[[ Information, beginning ]]

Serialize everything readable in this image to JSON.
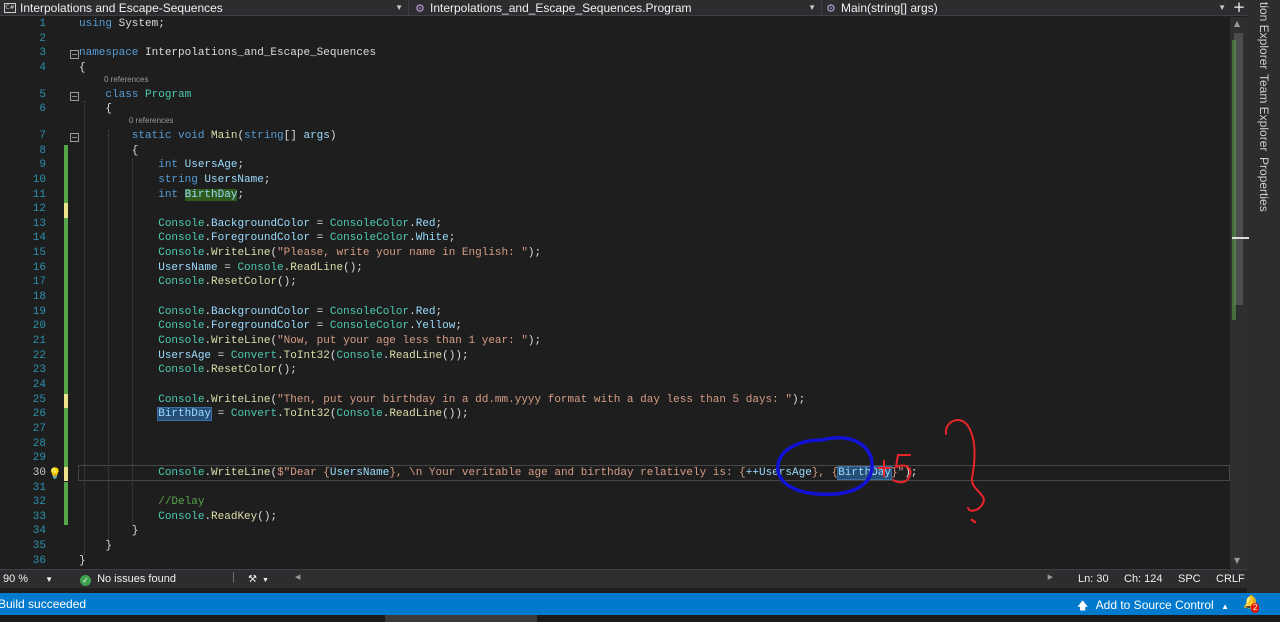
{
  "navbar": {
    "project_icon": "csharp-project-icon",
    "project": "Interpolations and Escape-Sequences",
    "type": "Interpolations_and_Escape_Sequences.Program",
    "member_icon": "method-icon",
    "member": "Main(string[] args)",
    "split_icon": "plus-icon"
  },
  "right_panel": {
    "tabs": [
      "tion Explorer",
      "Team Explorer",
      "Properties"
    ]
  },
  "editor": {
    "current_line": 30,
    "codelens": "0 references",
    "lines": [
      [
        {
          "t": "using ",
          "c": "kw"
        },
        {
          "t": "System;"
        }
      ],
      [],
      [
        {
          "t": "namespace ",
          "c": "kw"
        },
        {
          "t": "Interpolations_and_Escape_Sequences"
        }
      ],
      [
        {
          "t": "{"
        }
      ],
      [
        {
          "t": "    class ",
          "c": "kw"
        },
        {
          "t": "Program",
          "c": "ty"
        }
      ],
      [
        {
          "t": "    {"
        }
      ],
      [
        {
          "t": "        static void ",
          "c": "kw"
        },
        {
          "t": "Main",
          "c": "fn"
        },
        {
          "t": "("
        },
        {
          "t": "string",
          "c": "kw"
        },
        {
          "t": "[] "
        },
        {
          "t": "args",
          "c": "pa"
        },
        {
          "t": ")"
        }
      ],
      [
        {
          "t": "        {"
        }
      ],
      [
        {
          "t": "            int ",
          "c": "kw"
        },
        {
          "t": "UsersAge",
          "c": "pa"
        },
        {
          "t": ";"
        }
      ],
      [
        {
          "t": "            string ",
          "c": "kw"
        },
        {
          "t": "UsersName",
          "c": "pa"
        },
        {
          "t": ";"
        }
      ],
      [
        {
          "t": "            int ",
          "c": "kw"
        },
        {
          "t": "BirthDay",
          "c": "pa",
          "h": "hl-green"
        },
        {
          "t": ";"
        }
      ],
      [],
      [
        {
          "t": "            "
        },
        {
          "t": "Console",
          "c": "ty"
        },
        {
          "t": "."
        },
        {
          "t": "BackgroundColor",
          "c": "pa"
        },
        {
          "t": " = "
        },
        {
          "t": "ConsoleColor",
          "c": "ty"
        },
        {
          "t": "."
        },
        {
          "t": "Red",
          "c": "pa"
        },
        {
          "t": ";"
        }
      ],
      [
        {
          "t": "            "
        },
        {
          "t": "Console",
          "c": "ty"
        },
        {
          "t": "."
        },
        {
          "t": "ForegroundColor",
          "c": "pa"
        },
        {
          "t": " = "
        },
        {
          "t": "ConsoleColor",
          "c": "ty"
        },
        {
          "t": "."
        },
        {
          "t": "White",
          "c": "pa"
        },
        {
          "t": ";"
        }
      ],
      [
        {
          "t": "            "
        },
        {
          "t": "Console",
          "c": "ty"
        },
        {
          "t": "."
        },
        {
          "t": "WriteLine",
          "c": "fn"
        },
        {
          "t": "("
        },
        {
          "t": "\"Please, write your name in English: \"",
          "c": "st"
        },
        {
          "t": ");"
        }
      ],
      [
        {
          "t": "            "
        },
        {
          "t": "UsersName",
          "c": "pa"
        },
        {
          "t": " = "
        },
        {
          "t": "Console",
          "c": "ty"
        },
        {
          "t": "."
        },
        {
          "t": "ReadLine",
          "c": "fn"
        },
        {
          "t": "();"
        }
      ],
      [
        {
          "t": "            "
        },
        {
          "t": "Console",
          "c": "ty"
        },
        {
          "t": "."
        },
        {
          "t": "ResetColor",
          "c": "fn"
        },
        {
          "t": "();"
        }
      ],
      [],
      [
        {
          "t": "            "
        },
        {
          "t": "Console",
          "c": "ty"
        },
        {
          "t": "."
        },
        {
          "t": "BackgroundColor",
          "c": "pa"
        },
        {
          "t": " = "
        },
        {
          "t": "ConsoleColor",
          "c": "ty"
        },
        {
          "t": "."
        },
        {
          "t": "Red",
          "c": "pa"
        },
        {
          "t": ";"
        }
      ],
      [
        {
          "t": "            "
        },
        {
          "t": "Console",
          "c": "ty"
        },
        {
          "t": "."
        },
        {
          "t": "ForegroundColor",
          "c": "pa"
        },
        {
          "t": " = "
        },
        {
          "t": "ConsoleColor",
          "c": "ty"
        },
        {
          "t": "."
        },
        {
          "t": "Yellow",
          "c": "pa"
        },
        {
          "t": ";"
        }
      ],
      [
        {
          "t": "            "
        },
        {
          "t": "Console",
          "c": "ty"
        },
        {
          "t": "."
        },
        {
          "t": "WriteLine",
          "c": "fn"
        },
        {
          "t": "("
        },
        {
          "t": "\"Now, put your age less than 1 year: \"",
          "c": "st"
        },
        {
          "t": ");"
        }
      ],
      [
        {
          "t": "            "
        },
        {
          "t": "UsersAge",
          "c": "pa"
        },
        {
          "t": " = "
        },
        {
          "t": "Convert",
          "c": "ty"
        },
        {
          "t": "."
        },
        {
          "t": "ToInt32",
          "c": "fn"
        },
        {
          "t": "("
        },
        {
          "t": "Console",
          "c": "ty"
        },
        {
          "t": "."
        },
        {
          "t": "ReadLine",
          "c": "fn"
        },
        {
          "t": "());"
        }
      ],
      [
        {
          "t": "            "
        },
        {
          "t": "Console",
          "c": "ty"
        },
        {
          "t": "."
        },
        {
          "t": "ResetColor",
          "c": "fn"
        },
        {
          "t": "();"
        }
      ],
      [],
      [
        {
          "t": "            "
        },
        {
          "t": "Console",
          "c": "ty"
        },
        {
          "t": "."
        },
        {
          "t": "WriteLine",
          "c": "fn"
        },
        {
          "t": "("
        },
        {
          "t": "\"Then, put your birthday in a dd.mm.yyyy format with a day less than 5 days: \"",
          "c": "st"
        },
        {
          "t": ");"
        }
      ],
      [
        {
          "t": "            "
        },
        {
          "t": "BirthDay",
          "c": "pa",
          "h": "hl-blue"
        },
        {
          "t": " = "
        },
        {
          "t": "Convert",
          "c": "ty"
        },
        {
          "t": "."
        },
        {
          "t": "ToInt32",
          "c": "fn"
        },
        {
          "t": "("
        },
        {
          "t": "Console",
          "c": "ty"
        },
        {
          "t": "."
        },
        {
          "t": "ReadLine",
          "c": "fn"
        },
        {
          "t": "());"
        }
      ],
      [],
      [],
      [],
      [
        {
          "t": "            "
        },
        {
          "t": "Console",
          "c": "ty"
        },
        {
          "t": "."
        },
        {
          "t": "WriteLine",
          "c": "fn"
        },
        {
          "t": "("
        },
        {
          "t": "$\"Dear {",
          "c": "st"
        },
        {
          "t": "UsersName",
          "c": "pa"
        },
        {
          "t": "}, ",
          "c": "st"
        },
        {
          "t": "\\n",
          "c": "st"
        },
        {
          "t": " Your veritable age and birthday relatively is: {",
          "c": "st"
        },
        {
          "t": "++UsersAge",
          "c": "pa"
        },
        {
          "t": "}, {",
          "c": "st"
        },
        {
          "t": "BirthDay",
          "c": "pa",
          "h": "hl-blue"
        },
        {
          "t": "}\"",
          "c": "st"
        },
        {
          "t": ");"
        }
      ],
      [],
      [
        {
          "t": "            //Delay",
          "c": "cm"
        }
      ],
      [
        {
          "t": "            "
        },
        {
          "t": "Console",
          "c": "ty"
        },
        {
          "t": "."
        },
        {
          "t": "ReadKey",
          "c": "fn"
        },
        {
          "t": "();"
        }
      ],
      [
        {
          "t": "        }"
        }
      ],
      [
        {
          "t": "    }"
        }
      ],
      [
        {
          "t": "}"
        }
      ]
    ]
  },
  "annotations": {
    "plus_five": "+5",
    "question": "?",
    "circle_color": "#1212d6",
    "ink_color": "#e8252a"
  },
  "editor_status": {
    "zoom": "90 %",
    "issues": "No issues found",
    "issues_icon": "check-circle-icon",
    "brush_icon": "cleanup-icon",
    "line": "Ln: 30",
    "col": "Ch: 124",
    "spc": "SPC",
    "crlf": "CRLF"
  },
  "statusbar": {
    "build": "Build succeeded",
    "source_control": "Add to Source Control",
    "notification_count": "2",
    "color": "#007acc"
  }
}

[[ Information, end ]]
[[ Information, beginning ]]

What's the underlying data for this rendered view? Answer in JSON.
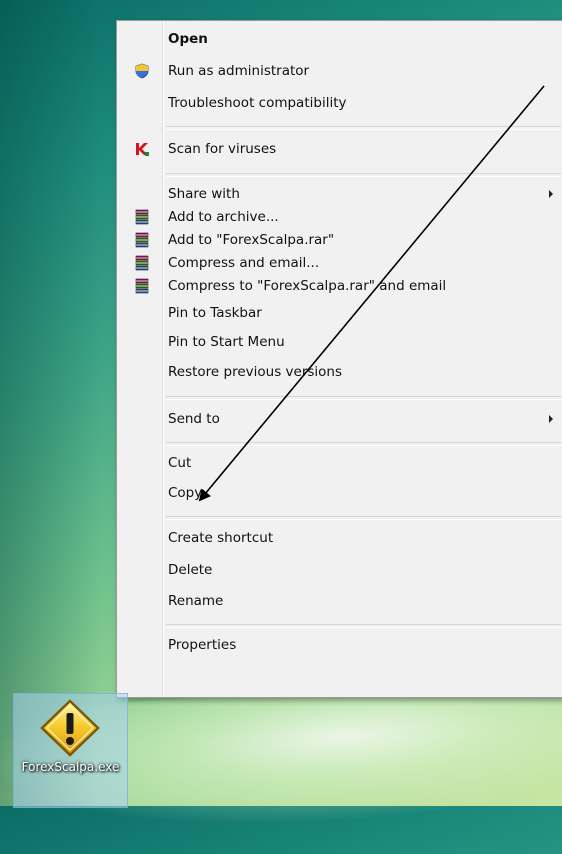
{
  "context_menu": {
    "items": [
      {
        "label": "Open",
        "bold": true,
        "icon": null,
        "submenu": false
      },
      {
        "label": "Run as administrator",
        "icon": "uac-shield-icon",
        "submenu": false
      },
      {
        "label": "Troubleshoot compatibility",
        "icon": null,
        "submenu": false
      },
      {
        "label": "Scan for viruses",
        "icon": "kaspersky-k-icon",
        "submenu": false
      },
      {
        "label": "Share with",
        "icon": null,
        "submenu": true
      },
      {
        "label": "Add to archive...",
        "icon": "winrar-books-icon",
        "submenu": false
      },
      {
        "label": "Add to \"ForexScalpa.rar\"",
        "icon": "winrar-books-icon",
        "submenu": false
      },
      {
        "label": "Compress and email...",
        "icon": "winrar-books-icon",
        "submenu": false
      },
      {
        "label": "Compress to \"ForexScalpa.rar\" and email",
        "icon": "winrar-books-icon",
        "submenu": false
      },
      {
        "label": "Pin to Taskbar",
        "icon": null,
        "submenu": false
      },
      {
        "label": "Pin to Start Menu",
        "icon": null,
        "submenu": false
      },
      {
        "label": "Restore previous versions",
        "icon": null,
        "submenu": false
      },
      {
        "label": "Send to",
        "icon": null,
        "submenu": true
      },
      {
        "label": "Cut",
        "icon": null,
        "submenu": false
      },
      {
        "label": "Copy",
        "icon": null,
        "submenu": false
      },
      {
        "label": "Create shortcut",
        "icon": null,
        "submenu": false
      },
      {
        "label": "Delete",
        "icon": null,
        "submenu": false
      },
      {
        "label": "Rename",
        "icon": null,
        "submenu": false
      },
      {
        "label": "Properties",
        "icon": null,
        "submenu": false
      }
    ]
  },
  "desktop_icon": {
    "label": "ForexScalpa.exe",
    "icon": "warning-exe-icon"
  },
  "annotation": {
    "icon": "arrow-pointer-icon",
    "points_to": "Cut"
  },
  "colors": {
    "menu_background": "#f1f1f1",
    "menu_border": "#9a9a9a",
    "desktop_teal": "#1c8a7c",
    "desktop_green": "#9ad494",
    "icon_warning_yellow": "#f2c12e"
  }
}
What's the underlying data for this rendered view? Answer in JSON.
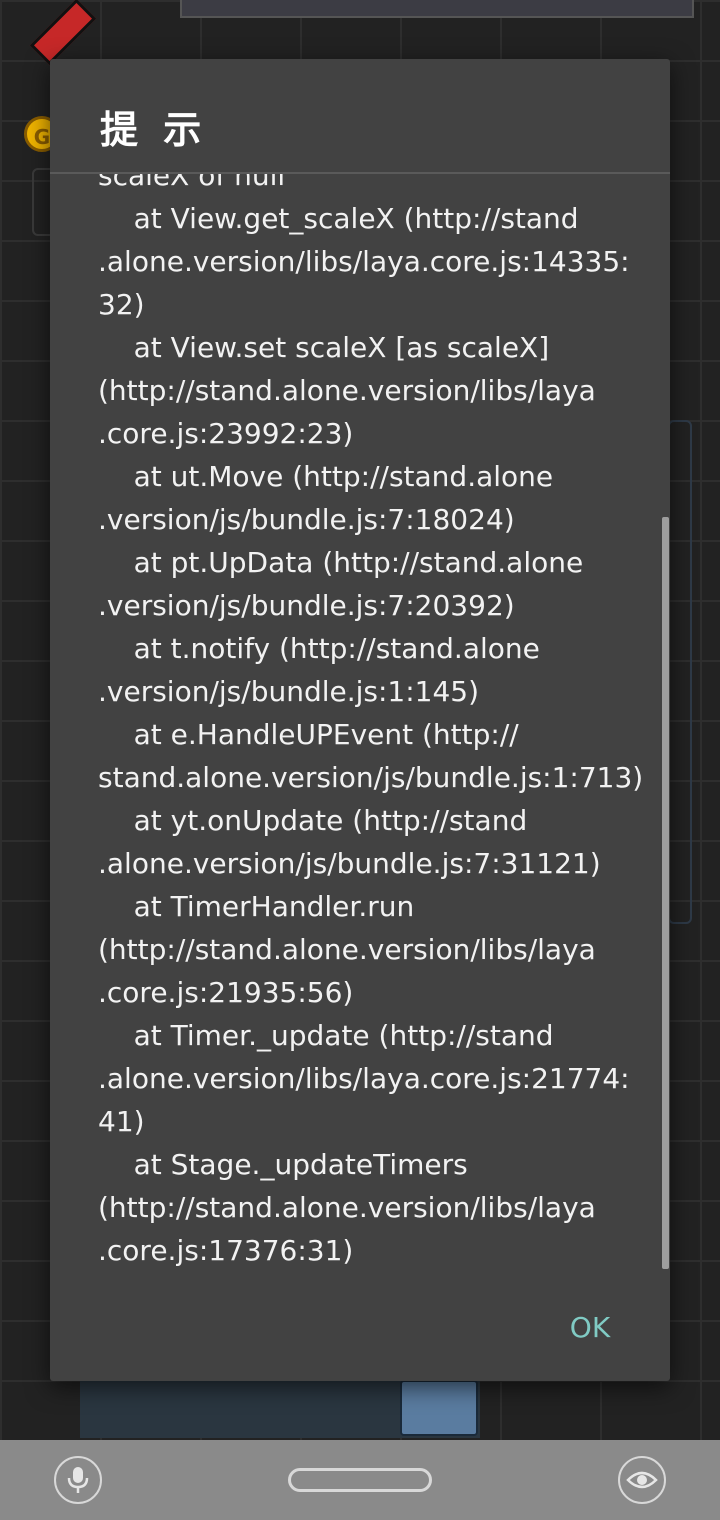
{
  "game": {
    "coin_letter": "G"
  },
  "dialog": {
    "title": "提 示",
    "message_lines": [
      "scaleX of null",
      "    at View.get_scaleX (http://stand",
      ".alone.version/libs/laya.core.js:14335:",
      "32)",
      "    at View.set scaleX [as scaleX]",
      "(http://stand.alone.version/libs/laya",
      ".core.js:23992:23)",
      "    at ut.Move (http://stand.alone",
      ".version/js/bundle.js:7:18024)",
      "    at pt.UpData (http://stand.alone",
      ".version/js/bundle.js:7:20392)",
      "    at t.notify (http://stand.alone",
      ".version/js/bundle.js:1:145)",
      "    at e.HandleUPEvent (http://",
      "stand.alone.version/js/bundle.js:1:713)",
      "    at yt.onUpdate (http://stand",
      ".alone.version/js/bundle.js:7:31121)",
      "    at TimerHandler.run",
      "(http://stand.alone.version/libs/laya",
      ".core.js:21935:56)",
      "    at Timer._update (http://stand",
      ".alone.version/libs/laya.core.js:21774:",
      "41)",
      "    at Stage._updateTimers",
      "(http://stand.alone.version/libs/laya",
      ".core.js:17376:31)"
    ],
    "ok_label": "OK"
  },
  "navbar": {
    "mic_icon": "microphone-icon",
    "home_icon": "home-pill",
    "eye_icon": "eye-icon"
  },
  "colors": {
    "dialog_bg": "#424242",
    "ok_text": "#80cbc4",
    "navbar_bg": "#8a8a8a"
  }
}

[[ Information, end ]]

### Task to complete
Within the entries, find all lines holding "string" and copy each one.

### Output of the task
    "member": "Main(string[] args)",
          "t": "string",
          "t": "            string ",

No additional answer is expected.